_EXERCISE GOAL_. Find every line in the records below that holds the word "AirStation" and copy it.

• • • • • • •

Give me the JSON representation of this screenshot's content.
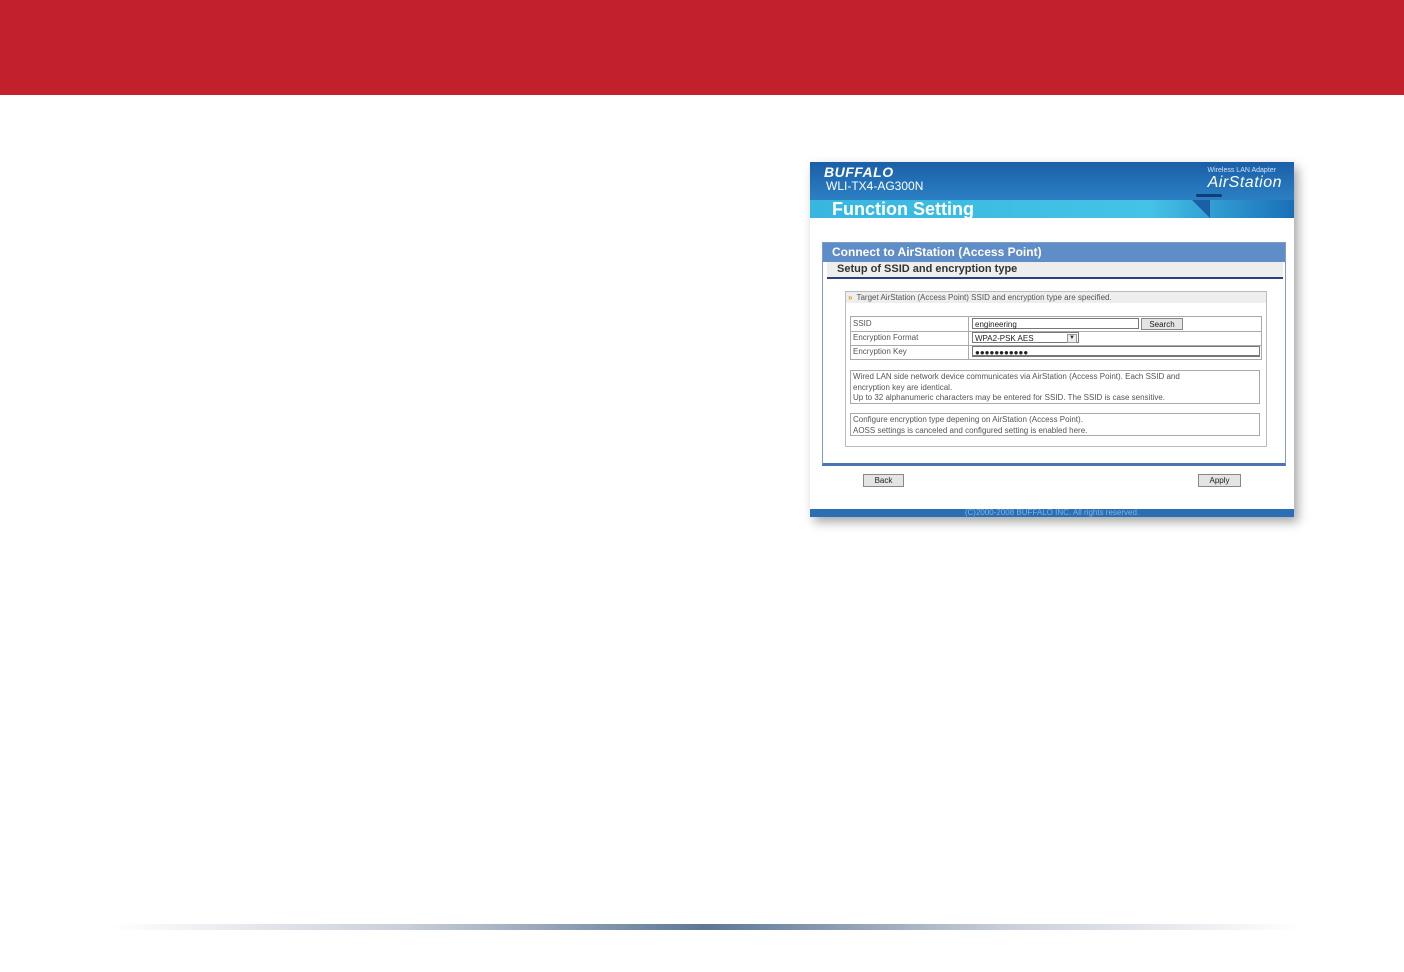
{
  "colors": {
    "top_band": "#c2202c",
    "header_blue": "#1a5fa8",
    "band_cyan": "#45c3e6",
    "panel_blue": "#5f8dc8"
  },
  "header": {
    "brand": "BUFFALO",
    "model": "WLI-TX4-AG300N",
    "adapter_label": "Wireless LAN Adapter",
    "product_logo": "AirStation",
    "page_title": "Function Setting"
  },
  "panel": {
    "title": "Connect to AirStation (Access Point)",
    "subtitle": "Setup of SSID and encryption type",
    "info_icon": "double-arrow-icon",
    "info_text": "Target AirStation (Access Point) SSID and encryption type are specified.",
    "rows": {
      "ssid_label": "SSID",
      "ssid_value": "engineering",
      "search_label": "Search",
      "format_label": "Encryption Format",
      "format_value": "WPA2-PSK AES",
      "key_label": "Encryption Key",
      "key_value": "●●●●●●●●●●●"
    },
    "note1_line1": "Wired LAN side network device communicates via AirStation (Access Point). Each SSID and",
    "note1_line2": "encryption key are identical.",
    "note1_line3": "Up to 32 alphanumeric characters may be entered for SSID. The SSID is case sensitive.",
    "note2_line1": "Configure encryption type depening on AirStation (Access Point).",
    "note2_line2": "AOSS settings is canceled and configured setting is enabled here."
  },
  "buttons": {
    "back": "Back",
    "apply": "Apply"
  },
  "footer": "(C)2000-2008 BUFFALO INC. All rights reserved."
}
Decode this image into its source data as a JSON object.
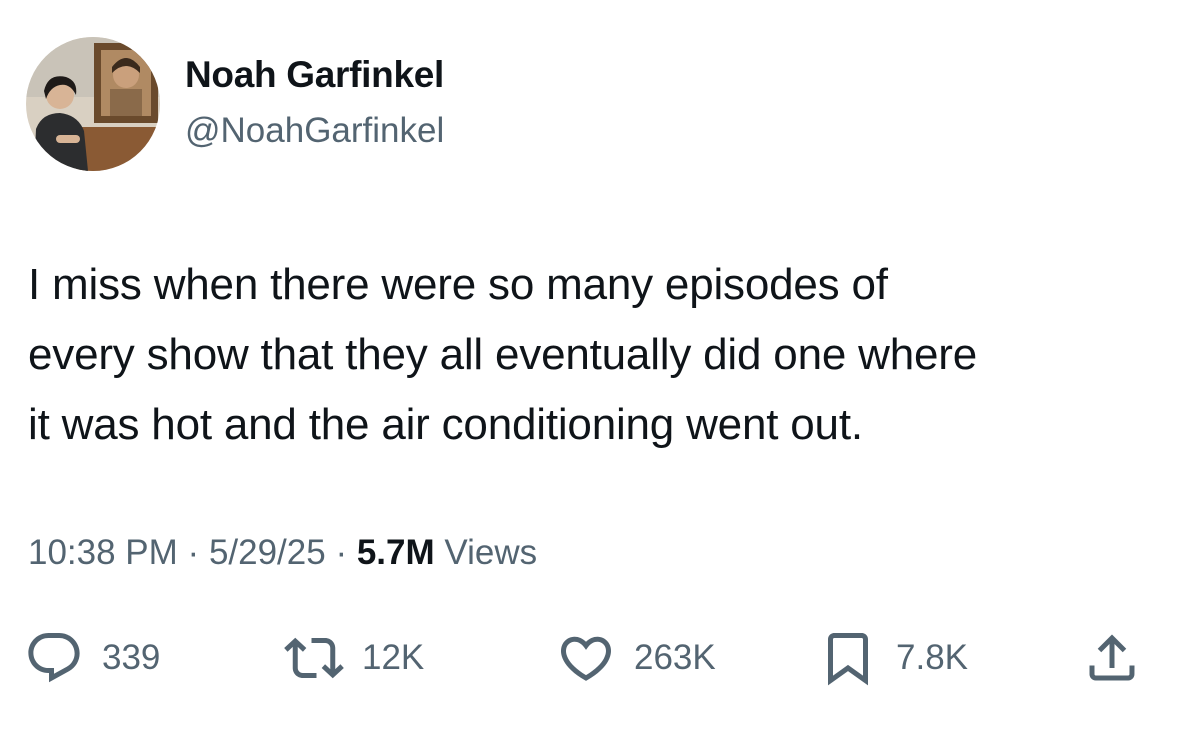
{
  "author": {
    "display_name": "Noah Garfinkel",
    "handle": "@NoahGarfinkel"
  },
  "tweet": {
    "lines": [
      "I miss when there were so many episodes of",
      "every show that they all eventually did one where",
      "it was hot and the air conditioning went out."
    ]
  },
  "meta": {
    "time": "10:38 PM",
    "separator": "·",
    "date": "5/29/25",
    "views_count": "5.7M",
    "views_label": "Views"
  },
  "actions": {
    "reply": {
      "icon": "reply-icon",
      "count": "339"
    },
    "retweet": {
      "icon": "retweet-icon",
      "count": "12K"
    },
    "like": {
      "icon": "heart-icon",
      "count": "263K"
    },
    "bookmark": {
      "icon": "bookmark-icon",
      "count": "7.8K"
    },
    "share": {
      "icon": "share-icon"
    }
  },
  "colors": {
    "text_primary": "#0f1419",
    "text_secondary": "#536471",
    "background": "#ffffff"
  }
}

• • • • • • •

_WRITTEN RESPONSE_.
    "product_logo": "AirStation",
    "title": "Connect to AirStation (Access Point)",
    "info_text": "Target AirStation (Access Point) SSID and encryption type are specified.",
    "note1_line1": "Wired LAN side network device communicates via AirStation (Access Point). Each SSID and",
    "note2_line1": "Configure encryption type depening on AirStation (Access Point).",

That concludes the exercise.